WHAT IS BEING ASKED: An exact copy of the listing is needed, with every line kept.

SUPPLIED DATA:
★ ★ ★ ★ ★

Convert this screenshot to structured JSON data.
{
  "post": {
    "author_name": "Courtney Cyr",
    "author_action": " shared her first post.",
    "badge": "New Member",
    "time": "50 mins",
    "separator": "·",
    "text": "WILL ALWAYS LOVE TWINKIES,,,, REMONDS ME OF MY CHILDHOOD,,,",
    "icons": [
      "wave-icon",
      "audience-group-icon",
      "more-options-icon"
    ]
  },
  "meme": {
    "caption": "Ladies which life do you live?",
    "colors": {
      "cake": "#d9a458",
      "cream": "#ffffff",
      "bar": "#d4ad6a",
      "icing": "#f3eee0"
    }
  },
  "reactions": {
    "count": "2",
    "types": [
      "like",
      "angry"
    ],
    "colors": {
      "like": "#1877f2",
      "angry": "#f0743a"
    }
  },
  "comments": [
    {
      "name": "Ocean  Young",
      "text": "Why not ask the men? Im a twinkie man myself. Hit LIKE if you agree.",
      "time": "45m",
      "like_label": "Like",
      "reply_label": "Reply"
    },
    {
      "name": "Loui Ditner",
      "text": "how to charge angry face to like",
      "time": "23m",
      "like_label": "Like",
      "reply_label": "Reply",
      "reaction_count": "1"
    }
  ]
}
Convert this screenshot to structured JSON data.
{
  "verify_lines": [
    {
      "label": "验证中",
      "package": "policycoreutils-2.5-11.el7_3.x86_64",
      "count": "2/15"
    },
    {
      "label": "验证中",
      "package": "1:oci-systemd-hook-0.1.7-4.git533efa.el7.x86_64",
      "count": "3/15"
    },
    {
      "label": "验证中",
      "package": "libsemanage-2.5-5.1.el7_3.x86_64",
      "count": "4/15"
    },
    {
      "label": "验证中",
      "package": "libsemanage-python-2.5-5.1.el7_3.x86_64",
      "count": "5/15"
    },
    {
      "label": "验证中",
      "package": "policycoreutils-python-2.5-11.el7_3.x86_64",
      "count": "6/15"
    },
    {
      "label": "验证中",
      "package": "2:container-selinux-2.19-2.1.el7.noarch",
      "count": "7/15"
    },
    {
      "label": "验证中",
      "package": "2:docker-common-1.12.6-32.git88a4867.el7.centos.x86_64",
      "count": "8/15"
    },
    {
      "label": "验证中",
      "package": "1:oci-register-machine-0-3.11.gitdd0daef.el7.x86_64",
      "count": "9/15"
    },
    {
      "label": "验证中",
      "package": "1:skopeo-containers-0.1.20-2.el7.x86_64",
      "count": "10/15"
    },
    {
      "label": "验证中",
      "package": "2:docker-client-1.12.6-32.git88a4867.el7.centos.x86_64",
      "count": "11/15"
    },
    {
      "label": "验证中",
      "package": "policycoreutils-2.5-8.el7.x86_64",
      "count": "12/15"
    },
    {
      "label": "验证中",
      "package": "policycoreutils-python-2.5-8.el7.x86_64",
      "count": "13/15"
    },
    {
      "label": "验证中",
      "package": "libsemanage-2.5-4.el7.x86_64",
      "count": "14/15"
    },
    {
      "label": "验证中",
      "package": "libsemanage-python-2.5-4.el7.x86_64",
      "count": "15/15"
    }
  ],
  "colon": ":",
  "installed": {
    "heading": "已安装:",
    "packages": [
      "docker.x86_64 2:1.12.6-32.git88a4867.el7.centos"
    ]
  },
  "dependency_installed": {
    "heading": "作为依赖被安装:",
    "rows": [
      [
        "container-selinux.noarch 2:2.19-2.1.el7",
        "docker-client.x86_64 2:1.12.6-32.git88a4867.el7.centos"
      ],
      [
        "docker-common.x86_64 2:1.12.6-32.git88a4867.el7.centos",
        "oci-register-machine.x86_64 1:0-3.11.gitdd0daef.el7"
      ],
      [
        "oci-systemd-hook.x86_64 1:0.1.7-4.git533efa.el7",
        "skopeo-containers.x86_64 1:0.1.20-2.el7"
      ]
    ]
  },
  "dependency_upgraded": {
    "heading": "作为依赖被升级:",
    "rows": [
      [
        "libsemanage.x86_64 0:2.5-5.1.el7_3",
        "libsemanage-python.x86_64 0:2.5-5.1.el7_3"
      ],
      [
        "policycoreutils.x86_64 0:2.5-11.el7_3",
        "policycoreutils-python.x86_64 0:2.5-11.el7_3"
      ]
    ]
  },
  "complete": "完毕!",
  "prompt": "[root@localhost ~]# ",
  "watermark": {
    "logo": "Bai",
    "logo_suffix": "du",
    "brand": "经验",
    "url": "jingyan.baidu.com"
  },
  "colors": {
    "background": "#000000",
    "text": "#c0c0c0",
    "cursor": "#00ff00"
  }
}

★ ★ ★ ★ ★

EXERCISE SOLUTION:
Convert this screenshot to structured JSON data.
{
  "post": {
    "author_name": "Courtney Cyr",
    "author_action": " shared her first post.",
    "badge": "New Member",
    "time": "50 mins",
    "separator": "·",
    "text": "WILL ALWAYS LOVE TWINKIES,,,, REMONDS ME OF MY CHILDHOOD,,,",
    "icons": [
      "wave-icon",
      "audience-group-icon",
      "more-options-icon"
    ]
  },
  "meme": {
    "caption": "Ladies which life do you live?",
    "colors": {
      "cake": "#d9a458",
      "cream": "#ffffff",
      "bar": "#d4ad6a",
      "icing": "#f3eee0"
    }
  },
  "reactions": {
    "count": "2",
    "types": [
      "like",
      "angry"
    ],
    "colors": {
      "like": "#1877f2",
      "angry": "#f0743a"
    }
  },
  "comments": [
    {
      "name": "Ocean  Young",
      "text": "Why not ask the men? Im a twinkie man myself. Hit LIKE if you agree.",
      "time": "45m",
      "like_label": "Like",
      "reply_label": "Reply"
    },
    {
      "name": "Loui Ditner",
      "text": "how to charge angry face to like",
      "time": "23m",
      "like_label": "Like",
      "reply_label": "Reply",
      "reaction_count": "1"
    }
  ]
}
Convert this screenshot to structured JSON data.
{
  "verify_lines": [
    {
      "label": "验证中",
      "package": "policycoreutils-2.5-11.el7_3.x86_64",
      "count": "2/15"
    },
    {
      "label": "验证中",
      "package": "1:oci-systemd-hook-0.1.7-4.git533efa.el7.x86_64",
      "count": "3/15"
    },
    {
      "label": "验证中",
      "package": "libsemanage-2.5-5.1.el7_3.x86_64",
      "count": "4/15"
    },
    {
      "label": "验证中",
      "package": "libsemanage-python-2.5-5.1.el7_3.x86_64",
      "count": "5/15"
    },
    {
      "label": "验证中",
      "package": "policycoreutils-python-2.5-11.el7_3.x86_64",
      "count": "6/15"
    },
    {
      "label": "验证中",
      "package": "2:container-selinux-2.19-2.1.el7.noarch",
      "count": "7/15"
    },
    {
      "label": "验证中",
      "package": "2:docker-common-1.12.6-32.git88a4867.el7.centos.x86_64",
      "count": "8/15"
    },
    {
      "label": "验证中",
      "package": "1:oci-register-machine-0-3.11.gitdd0daef.el7.x86_64",
      "count": "9/15"
    },
    {
      "label": "验证中",
      "package": "1:skopeo-containers-0.1.20-2.el7.x86_64",
      "count": "10/15"
    },
    {
      "label": "验证中",
      "package": "2:docker-client-1.12.6-32.git88a4867.el7.centos.x86_64",
      "count": "11/15"
    },
    {
      "label": "验证中",
      "package": "policycoreutils-2.5-8.el7.x86_64",
      "count": "12/15"
    },
    {
      "label": "验证中",
      "package": "policycoreutils-python-2.5-8.el7.x86_64",
      "count": "13/15"
    },
    {
      "label": "验证中",
      "package": "libsemanage-2.5-4.el7.x86_64",
      "count": "14/15"
    },
    {
      "label": "验证中",
      "package": "libsemanage-python-2.5-4.el7.x86_64",
      "count": "15/15"
    }
  ],
  "colon": ":",
  "installed": {
    "heading": "已安装:",
    "packages": [
      "docker.x86_64 2:1.12.6-32.git88a4867.el7.centos"
    ]
  },
  "dependency_installed": {
    "heading": "作为依赖被安装:",
    "rows": [
      [
        "container-selinux.noarch 2:2.19-2.1.el7",
        "docker-client.x86_64 2:1.12.6-32.git88a4867.el7.centos"
      ],
      [
        "docker-common.x86_64 2:1.12.6-32.git88a4867.el7.centos",
        "oci-register-machine.x86_64 1:0-3.11.gitdd0daef.el7"
      ],
      [
        "oci-systemd-hook.x86_64 1:0.1.7-4.git533efa.el7",
        "skopeo-containers.x86_64 1:0.1.20-2.el7"
      ]
    ]
  },
  "dependency_upgraded": {
    "heading": "作为依赖被升级:",
    "rows": [
      [
        "libsemanage.x86_64 0:2.5-5.1.el7_3",
        "libsemanage-python.x86_64 0:2.5-5.1.el7_3"
      ],
      [
        "policycoreutils.x86_64 0:2.5-11.el7_3",
        "policycoreutils-python.x86_64 0:2.5-11.el7_3"
      ]
    ]
  },
  "complete": "完毕!",
  "prompt": "[root@localhost ~]# ",
  "watermark": {
    "logo": "Bai",
    "logo_suffix": "du",
    "brand": "经验",
    "url": "jingyan.baidu.com"
  },
  "colors": {
    "background": "#000000",
    "text": "#c0c0c0",
    "cursor": "#00ff00"
  }
}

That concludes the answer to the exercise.